◆ WORK ORDER
The lines needed are those below that contain the word "true"; copy each one.

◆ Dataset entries

_____

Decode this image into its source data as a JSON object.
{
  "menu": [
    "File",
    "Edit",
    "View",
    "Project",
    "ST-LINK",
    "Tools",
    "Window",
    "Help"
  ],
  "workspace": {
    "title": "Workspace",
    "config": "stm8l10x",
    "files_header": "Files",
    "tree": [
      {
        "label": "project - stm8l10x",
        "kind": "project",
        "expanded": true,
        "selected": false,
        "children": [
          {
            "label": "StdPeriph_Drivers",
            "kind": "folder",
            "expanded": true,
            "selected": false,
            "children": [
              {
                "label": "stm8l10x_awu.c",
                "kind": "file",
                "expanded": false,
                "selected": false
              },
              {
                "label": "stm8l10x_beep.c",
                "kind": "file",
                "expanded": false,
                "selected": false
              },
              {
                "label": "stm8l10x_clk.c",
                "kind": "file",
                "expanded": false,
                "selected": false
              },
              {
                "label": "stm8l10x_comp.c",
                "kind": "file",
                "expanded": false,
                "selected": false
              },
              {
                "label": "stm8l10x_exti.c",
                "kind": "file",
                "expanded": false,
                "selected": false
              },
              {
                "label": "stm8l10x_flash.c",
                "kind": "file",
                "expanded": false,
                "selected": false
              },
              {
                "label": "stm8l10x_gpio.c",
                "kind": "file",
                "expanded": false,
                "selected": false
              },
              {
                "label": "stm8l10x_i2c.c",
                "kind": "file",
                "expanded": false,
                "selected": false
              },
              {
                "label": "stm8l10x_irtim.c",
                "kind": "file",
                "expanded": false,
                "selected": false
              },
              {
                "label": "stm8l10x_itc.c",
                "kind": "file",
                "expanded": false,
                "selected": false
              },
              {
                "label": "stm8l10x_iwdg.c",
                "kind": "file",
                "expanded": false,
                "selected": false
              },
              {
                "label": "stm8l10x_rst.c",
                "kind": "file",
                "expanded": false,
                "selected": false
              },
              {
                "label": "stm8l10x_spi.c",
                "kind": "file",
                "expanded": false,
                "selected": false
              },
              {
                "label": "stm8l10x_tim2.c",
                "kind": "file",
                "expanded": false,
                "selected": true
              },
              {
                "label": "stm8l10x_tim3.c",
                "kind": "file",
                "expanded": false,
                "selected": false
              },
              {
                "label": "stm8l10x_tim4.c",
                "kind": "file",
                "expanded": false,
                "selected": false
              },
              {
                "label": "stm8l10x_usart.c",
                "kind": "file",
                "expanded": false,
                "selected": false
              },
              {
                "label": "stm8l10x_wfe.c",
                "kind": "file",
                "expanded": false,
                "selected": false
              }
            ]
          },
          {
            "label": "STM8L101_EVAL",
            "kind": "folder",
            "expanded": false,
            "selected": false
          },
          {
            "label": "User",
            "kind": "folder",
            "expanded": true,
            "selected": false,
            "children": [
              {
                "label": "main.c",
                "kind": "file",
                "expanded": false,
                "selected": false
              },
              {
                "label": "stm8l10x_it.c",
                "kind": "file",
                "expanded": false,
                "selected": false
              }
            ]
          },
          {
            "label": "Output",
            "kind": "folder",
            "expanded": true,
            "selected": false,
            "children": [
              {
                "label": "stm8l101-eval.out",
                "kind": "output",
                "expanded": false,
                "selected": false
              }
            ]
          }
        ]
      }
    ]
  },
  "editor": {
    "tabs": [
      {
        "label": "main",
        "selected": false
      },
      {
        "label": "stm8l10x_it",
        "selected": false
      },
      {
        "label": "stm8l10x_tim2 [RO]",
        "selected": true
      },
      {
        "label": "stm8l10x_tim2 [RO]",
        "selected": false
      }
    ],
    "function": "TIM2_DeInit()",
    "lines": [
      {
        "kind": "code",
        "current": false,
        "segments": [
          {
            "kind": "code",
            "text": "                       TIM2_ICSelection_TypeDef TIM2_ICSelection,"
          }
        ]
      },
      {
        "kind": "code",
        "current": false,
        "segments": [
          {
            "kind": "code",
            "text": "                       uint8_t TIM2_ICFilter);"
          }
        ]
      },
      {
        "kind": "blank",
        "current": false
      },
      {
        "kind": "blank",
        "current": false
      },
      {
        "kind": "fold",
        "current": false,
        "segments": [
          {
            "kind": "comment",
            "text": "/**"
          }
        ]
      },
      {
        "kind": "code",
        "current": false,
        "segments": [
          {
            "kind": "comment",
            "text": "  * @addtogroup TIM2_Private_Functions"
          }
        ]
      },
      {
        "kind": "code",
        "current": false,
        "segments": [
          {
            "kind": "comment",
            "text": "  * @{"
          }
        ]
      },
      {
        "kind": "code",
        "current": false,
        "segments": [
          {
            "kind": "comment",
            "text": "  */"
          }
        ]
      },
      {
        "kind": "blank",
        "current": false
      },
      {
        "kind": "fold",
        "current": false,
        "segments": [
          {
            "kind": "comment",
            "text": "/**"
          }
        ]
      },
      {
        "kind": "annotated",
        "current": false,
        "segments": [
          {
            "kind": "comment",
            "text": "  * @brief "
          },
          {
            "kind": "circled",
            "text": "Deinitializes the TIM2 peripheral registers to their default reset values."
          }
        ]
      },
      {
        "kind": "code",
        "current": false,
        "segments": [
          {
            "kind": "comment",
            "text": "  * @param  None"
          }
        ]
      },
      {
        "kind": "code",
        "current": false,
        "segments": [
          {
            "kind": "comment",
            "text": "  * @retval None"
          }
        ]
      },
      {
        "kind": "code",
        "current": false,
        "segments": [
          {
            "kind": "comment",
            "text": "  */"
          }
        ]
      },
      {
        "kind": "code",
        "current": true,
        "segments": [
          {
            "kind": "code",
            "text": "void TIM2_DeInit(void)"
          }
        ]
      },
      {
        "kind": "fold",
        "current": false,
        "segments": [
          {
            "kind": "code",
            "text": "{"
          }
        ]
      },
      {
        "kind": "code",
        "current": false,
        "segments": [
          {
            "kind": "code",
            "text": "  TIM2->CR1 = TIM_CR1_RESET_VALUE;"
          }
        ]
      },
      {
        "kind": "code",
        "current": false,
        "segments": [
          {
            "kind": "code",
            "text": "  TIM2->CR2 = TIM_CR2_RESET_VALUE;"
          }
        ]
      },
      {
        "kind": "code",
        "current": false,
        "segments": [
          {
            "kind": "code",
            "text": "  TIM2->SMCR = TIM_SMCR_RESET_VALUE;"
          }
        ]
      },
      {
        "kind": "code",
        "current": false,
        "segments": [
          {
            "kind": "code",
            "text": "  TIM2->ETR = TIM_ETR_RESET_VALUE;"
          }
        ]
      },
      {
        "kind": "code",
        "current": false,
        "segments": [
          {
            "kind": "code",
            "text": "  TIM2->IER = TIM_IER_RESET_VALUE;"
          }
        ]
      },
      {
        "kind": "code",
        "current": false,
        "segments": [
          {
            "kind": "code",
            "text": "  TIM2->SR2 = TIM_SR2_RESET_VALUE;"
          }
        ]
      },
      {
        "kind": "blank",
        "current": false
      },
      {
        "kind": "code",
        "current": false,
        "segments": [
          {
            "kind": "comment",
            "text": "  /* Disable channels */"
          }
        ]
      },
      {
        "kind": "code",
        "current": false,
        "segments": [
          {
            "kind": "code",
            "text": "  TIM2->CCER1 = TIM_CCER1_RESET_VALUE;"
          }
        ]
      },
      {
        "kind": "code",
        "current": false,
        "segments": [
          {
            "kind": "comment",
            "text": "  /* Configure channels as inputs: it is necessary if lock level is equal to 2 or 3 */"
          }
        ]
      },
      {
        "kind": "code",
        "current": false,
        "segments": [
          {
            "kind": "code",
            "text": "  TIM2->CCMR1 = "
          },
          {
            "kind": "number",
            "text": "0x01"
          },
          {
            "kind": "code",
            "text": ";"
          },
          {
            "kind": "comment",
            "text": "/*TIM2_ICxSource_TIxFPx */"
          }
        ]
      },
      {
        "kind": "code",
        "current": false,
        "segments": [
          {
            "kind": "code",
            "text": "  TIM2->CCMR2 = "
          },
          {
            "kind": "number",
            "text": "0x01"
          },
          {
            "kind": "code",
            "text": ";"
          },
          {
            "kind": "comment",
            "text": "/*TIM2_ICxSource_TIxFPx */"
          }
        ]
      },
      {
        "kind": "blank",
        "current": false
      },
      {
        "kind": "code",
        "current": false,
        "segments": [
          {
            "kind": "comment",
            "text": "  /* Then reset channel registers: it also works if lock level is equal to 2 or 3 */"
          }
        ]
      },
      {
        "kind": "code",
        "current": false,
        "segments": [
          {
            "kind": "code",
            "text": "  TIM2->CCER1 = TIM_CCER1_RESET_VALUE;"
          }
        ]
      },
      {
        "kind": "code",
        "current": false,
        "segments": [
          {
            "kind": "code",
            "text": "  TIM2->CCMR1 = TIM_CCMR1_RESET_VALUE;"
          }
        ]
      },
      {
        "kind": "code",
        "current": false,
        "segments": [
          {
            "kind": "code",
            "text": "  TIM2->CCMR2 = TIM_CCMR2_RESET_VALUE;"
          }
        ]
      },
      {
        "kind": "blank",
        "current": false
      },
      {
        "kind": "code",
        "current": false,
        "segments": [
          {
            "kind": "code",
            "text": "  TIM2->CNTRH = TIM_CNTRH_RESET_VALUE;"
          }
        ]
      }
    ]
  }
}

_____

◆ OUTPUT
        "expanded": true,
            "expanded": true,
                "selected": true
            "expanded": true,
            "expanded": true,
        "selected": true
        "current": true,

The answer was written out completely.